Jewelry first began to rise within society when humans stopped moving around as nomads and began to settled in various areas and begin communities. These communities began to spring up across the world at the same time that mineral deposits were recognized and put to use. Before this era, people decorated their bodies by wearing items other than jewelry. Ancient men made bracelets from bones and teeth and used plenty of decorative pieces filled with these items and other things such as shells, tusks, fishbone, or other animal-related items. They would string the items together and tie them in the back.

Early pieces of jewelry were pieces that were worn around the necks such as necklaces as well as belts, ornaments for the head, and brooches that were worn along the stomach. On the head, people would wear crowns, tiaras, headdresses, and diadems. Eventually, hairpins and combs had jewels embedded into them and later, earrings made an appearance into the jewelry world. In modern days, some people even pierce their noses, lips, and other body parts and wear earrings in those places. Once decorated rings appeared on fingers, they moved to toes and wearers also tried bracelets for wrists and ankles. For a while, there were even thigh bracelets for true jewelry connoisseurs. A little later in the time line, shoes began to be adorned with jeweled buckled. Many of these early traditions can still be found in modern society.

The earliest examples of jewelry come around 2500 BC with the Sumerians. There have been beautifully preserved pieces of jewelry found in the tomb of an ancient queen called Pu-abi. The jewels and ornamentations were found in what is now known as Iraq. The queen herself appears to have worn a robe wrap that was made of gold beads along with silver, agate, cornelian and other valuable stones. The mummy was also rich with other decorations such as amulets, earrings, rings, necklaces and much more.

The Greek Influence

The Greek influence on jewelry began under Alexander the Great. Alexander began exploring and raiding other lands, which led to the discovery of great artists. The crafts of these artisans followed Alexander back to Greece. At the time, Greek jewelry was known for the heroic, mythological, and religious themes that it depicted. Before Alexander came into power, the technical talents of the jewelers in the 3rd and 2nd BC centuries had reached their limits. Their works of art were exceptional and second to no other. The rich contrasting tones were met with the harmony of clarity and an overall unity in the rhythm of the work.
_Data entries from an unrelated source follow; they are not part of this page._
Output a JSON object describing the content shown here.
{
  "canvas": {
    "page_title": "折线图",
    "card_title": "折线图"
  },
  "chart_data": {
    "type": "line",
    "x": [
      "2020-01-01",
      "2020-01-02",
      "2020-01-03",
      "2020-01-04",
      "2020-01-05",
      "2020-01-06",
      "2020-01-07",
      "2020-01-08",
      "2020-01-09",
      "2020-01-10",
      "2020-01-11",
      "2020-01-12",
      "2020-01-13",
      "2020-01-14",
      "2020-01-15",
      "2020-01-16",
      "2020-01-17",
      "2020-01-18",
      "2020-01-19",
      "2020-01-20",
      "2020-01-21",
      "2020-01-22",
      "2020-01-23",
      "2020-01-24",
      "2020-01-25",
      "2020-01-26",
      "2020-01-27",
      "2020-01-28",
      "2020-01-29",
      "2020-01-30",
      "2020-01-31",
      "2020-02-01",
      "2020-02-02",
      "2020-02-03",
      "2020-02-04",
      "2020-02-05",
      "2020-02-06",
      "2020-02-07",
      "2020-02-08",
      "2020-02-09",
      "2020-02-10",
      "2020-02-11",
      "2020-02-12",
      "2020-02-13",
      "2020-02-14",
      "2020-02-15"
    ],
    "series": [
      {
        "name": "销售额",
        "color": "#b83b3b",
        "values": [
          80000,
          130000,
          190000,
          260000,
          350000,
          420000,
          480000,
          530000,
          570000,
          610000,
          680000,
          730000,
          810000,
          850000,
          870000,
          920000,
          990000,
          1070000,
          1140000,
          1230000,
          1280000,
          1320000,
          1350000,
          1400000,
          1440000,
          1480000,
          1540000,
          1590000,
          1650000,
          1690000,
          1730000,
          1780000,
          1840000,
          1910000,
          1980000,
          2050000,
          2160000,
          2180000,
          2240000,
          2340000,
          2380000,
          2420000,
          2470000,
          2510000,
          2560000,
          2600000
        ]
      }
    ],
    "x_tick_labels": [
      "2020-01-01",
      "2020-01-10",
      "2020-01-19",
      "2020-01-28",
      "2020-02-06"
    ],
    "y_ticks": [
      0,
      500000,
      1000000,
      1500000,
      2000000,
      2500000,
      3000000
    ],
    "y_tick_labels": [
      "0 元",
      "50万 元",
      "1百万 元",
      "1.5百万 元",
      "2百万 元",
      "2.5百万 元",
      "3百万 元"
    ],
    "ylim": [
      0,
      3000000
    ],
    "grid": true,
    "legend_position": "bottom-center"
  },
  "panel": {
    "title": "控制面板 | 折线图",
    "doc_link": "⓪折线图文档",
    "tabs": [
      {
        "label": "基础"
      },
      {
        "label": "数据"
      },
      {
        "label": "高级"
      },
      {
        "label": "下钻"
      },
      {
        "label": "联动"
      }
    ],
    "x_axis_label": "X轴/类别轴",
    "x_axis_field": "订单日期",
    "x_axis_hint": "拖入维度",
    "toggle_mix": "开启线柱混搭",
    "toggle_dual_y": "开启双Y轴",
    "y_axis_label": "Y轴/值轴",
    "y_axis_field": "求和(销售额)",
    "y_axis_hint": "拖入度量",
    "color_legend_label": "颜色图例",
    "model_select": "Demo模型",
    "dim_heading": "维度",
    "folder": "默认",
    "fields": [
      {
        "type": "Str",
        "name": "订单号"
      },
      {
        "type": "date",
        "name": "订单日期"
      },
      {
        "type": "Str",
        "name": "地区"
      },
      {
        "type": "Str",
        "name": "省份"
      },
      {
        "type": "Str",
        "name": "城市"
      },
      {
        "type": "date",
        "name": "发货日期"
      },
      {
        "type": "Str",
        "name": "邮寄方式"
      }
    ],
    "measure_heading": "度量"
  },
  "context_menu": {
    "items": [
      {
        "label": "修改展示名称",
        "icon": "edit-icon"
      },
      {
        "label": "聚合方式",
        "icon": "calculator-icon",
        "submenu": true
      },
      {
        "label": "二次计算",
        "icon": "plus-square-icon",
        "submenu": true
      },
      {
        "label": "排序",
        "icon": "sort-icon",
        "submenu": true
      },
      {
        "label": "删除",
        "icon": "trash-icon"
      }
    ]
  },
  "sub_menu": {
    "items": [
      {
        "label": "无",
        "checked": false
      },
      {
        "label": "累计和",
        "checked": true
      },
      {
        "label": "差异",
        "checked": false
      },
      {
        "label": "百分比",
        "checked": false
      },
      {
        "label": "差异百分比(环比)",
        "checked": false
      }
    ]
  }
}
When Alexander conquered Persia, the upper classes of Greece began to wear beautiful diadems due to the new influences on the jewelers. This particular ornament was most commonly done in an elliptical shape, held together with the famous Hercules knot. The knot was popular at that time because it was believed to hold mystical and magical powers and qualities.

The Greek The Roman Influence

Rome was a wonderful place for an early goldsmith to learn the craft and go on to build jewelry. The jewelry trade was the biggest in the industry throughout Europe until the Renaissance era. The Romans set up shops and goldsmiths came from all across the Mideast to study and work under and with them. In Rome, at first the fine jewels that the jewelers created were meant to be worn only by those from the upper class portion of society. When the Roman period was at its highest, however, that custom began to change. People with lower societal ranks started to wear jewels as well and it became a tradition among many different factions of people. At that time, gold even took over other aspects of the household. It was placed into furniture along with other precious stones as a sign of wealth and beauty. Romans first used Greek patterns and ideas, but eventually, their own unique patterns began to emerge. Romans also began using more colors in their stones with items like pearls, sapphires, emeralds, topaz, and rubies coming out in the items. Engraved gems were preferred within Rome and the upper class individuals began collecting special pieces. Roman jewelers also began introducing new techniques to the rest of the world. The most important of those techniques is known as the opus interassile. This process requires the craftsman to take a curved or flat metal surface and decorate it with tiny, pierced stones.